Professor G. S. Ghurye (1893-1983) is justifiably considered the doyen of Indian Sociology. On his return from Cambridge, where he wrote his doctoral dissertation under W.H.R. Rivers and later A.C. Haddon, Ghurye succeeded Sir Patric Geddes as Head of Department of Sociology in the University of Bombay in 1924. He continued to head the Department until his retirement in 1959. After retirement, he was designated the first Emeritus Professor in the University of Bombay.
Ghurye's contribution to the development of sociology and anthropology in India is enormous and multi-faceted. A prolific writer, Ghurye wrote 32 books and scores of papers, which cover such wide-ranging themes as kinship and marriage, urbanization, ascetic traditions, tribal life, demography, architecture and literature.
Ghurye played a key role in the professionalisation of sociology by founding the Indian Sociological Society and its journal Sociological Bulletin. In addition, he encouraged and trained a large number of talented students who, in turn, advanced the frontiers of sociological and anthropological research in the country. With his own voluminous output and through the researches of his able students Ghurye embarked on an ambitious project of mapping out the ethnographic landscape of India.
Ghurye’s rigor and discipline is legendary in Indian sociological circles. In the application of theories to empirical exercises or in the use of methodologies for data collection he was not dogmatic. He seems to have believed in practicing and encouraging disciplined eclecticism in theory and methodology. It would be appropriate to characterize Ghurye as a practitioner of theoretical pluralism. Basically interested in inductive empirical exercises and depicting Indian social reality using any source material –primarily Indological – his theoretical position bordered on laissez-faire.Ghurye’s flexible approach to theory and methodology in sociology and social anthropology in sociology and social anthropology was born of his faith in intellectual freedom which is reflected in the diverse theoretical and methodological approaches.

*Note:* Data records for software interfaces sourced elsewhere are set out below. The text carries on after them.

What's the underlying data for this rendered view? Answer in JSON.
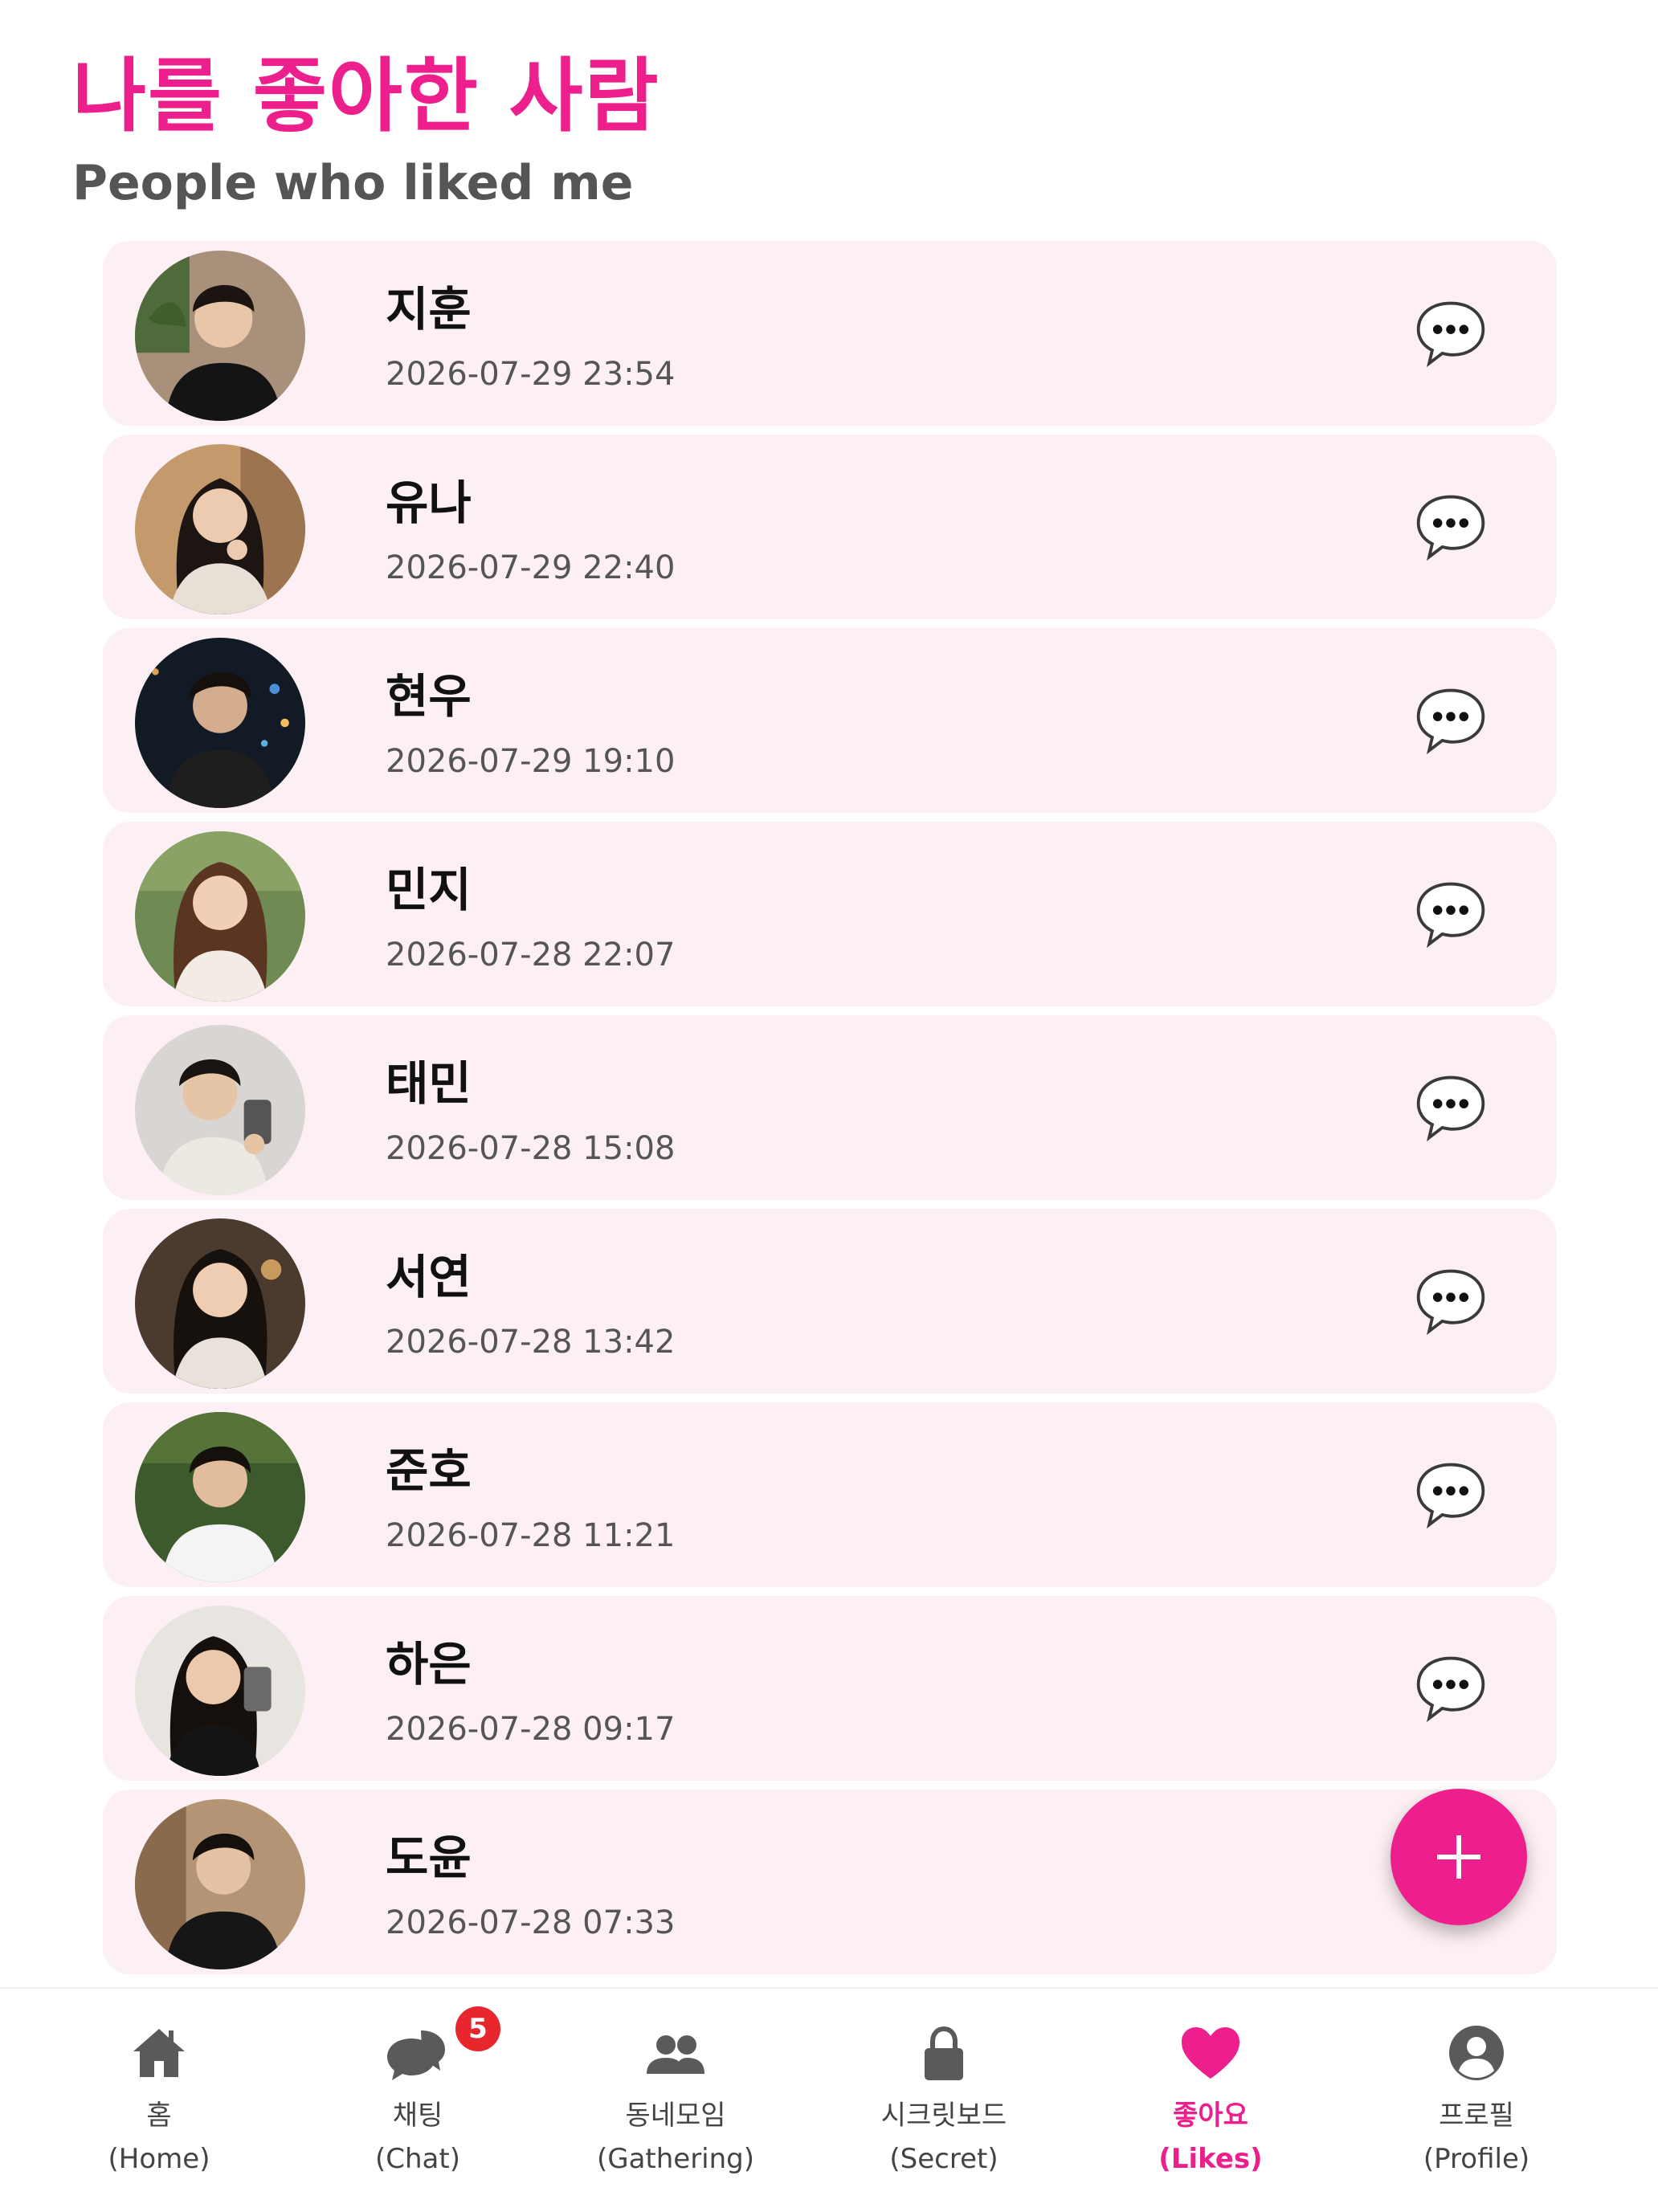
{
  "header": {
    "title": "나를 좋아한 사람",
    "subtitle": "People who liked me"
  },
  "likes": [
    {
      "name": "지훈",
      "time": "2026-07-29 23:54"
    },
    {
      "name": "유나",
      "time": "2026-07-29 22:40"
    },
    {
      "name": "현우",
      "time": "2026-07-29 19:10"
    },
    {
      "name": "민지",
      "time": "2026-07-28 22:07"
    },
    {
      "name": "태민",
      "time": "2026-07-28 15:08"
    },
    {
      "name": "서연",
      "time": "2026-07-28 13:42"
    },
    {
      "name": "준호",
      "time": "2026-07-28 11:21"
    },
    {
      "name": "하은",
      "time": "2026-07-28 09:17"
    },
    {
      "name": "도윤",
      "time": "2026-07-28 07:33"
    }
  ],
  "icons": {
    "chat_bubble": "chat-bubble-ellipsis-icon",
    "fab": "plus-icon"
  },
  "nav": {
    "items": [
      {
        "label": "홈",
        "sub": "(Home)",
        "icon": "home-icon"
      },
      {
        "label": "채팅",
        "sub": "(Chat)",
        "icon": "chat-icon",
        "badge": "5"
      },
      {
        "label": "동네모임",
        "sub": "(Gathering)",
        "icon": "group-icon"
      },
      {
        "label": "시크릿보드",
        "sub": "(Secret)",
        "icon": "lock-icon"
      },
      {
        "label": "좋아요",
        "sub": "(Likes)",
        "icon": "heart-icon"
      },
      {
        "label": "프로필",
        "sub": "(Profile)",
        "icon": "profile-icon"
      }
    ]
  },
  "colors": {
    "accent": "#ec1f8c",
    "card_background": "#fdf0f5",
    "badge": "#e8262e",
    "nav_icon": "#5a5a5a"
  }
}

Ghurye was initially influenced by the reality of diffusionist approach of British social anthropology but subsequently he switched on to the studies of Indian society from indological and anthropological perspectives. He emphasized on Indological approach in the study of social and cultural life in India and the elsewhere.Ghurye utilized literature in sociological studies with his profound knowledge of Sanskrit literature, extensively quoted from Vedas, Shastras, epics and poetry of Kalidasa or Bhavabhuti to shed light on the social and cultural life in India. He made use of the literature of modern writers like Bankimchandra Chatterjee as well.